WHAT YOU SHOULD DO:
Each line below containing the word "Application" needs to be shown.

THE DATA:
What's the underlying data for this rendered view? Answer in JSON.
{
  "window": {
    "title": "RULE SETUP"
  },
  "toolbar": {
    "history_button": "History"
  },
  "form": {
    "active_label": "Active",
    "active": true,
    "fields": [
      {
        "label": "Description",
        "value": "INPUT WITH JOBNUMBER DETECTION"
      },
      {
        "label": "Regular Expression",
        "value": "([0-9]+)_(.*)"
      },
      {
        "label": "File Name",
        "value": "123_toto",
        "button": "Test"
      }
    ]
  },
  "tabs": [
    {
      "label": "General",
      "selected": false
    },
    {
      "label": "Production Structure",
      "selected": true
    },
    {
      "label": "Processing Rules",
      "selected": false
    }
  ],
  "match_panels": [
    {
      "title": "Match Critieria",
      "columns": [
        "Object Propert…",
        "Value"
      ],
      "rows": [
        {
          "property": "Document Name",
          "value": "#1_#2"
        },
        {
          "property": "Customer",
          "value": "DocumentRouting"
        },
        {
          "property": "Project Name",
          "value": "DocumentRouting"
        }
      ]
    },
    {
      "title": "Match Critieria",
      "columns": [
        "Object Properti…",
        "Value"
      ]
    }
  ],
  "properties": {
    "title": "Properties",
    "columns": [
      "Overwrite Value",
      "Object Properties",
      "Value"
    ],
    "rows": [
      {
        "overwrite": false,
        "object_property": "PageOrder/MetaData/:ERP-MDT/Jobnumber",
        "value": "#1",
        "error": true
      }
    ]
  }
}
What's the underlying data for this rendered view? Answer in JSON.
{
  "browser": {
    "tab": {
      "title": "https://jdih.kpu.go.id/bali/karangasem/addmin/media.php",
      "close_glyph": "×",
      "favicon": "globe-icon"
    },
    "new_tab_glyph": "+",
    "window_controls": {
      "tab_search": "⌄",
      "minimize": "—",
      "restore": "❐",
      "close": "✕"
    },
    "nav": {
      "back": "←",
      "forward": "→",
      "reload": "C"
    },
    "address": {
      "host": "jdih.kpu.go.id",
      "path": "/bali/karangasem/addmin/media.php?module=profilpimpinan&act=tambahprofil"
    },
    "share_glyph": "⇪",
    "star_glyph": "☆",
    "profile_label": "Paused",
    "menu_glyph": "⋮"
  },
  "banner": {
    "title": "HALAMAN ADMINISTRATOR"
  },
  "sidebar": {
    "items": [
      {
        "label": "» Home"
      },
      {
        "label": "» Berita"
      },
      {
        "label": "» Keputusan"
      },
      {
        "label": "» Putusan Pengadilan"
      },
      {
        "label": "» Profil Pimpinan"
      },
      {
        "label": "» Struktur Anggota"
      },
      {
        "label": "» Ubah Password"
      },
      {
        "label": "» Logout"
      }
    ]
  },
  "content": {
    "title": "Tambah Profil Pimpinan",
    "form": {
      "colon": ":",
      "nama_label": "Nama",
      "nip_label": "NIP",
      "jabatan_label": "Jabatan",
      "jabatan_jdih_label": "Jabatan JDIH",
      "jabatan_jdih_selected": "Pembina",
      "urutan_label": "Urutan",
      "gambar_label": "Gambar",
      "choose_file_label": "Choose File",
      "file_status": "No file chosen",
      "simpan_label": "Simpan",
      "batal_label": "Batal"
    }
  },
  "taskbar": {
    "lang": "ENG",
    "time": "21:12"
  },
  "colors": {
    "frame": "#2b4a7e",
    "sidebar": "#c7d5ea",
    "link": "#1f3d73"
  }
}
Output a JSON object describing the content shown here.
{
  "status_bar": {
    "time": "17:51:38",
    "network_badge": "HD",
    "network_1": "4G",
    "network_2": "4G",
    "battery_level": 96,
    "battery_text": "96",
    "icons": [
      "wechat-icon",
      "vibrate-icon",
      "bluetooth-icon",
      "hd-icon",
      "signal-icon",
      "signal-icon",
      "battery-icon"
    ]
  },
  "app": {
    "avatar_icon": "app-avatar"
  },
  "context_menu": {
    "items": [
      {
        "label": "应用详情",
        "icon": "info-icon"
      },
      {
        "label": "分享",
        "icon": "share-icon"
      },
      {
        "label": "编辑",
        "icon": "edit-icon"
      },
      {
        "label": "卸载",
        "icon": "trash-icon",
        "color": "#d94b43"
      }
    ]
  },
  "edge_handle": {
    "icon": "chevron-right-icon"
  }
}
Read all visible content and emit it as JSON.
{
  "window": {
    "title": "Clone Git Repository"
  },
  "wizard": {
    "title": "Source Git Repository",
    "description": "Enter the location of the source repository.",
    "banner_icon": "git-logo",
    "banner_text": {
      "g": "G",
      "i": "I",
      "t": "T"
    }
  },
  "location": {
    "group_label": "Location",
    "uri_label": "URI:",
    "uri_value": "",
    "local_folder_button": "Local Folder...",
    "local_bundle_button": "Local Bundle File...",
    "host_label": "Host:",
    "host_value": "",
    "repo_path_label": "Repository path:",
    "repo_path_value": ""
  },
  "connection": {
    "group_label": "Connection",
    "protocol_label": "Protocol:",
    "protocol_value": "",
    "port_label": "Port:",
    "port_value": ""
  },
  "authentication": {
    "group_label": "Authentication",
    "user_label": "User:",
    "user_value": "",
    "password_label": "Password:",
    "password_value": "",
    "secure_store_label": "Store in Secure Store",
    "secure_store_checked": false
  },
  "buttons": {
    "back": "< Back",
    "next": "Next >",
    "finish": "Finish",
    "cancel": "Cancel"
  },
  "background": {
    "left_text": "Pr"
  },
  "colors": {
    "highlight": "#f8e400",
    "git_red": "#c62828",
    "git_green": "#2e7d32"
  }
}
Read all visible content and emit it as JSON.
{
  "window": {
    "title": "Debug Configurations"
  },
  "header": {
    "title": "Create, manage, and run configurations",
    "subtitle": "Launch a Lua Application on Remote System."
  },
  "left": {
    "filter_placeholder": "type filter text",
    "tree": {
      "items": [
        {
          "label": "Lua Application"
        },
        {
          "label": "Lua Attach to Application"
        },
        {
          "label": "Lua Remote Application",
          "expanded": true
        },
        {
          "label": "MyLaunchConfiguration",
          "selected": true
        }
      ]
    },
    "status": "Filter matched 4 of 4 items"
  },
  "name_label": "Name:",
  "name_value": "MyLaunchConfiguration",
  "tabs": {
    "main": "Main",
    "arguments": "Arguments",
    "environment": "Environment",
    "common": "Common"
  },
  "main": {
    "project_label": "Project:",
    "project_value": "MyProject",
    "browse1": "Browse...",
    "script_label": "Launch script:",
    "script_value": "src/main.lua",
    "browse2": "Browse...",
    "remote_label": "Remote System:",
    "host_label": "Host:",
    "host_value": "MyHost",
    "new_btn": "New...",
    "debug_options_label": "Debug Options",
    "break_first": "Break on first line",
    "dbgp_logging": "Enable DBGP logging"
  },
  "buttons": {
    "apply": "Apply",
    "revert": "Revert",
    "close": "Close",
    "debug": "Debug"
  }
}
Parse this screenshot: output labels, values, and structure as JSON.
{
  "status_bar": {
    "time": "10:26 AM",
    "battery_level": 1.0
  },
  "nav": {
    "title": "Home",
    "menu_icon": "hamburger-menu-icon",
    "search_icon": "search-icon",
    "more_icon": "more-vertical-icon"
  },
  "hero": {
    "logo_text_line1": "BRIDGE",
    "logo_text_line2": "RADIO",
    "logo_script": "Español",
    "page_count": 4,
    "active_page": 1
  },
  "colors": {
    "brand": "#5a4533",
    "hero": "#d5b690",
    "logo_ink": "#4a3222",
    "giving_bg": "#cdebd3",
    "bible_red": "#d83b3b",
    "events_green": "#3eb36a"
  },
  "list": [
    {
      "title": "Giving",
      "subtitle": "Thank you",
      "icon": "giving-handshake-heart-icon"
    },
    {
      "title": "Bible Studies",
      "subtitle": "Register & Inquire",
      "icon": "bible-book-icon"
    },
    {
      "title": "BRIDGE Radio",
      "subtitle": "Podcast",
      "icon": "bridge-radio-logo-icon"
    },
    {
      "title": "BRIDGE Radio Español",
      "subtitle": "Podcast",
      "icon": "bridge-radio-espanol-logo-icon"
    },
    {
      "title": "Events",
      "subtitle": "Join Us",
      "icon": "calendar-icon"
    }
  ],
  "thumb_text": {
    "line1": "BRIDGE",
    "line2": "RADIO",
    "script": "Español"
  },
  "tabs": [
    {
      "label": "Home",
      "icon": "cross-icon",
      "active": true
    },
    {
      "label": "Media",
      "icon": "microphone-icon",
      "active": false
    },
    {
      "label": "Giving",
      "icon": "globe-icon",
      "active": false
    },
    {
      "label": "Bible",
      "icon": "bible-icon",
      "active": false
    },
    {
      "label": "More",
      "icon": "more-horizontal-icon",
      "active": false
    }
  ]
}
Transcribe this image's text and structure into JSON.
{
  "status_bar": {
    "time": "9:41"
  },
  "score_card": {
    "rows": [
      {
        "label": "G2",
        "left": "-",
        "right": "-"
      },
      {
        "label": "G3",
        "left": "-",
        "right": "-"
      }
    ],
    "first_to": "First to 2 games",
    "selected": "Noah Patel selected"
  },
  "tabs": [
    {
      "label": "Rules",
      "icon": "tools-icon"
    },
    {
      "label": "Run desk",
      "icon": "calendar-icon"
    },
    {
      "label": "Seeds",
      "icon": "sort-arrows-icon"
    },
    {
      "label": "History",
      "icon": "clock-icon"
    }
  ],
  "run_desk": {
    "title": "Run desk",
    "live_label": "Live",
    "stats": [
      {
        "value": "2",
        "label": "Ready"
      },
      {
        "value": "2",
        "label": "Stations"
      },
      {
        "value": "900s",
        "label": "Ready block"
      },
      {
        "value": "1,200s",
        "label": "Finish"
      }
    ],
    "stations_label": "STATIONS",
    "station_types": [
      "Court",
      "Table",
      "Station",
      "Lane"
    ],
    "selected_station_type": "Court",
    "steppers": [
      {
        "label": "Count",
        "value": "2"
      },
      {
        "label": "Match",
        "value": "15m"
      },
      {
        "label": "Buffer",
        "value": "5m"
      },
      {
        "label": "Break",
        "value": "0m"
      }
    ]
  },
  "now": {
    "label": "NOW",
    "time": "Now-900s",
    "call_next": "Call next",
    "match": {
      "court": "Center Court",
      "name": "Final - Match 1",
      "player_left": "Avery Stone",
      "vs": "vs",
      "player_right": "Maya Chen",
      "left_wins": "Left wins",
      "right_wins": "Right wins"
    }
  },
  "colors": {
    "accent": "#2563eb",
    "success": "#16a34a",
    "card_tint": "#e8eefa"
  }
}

REPLY TO THE EXERCISE:
    "subtitle": "Launch a Lua Application on Remote System."
          "label": "Lua Application"
          "label": "Lua Attach to Application"
          "label": "Lua Remote Application",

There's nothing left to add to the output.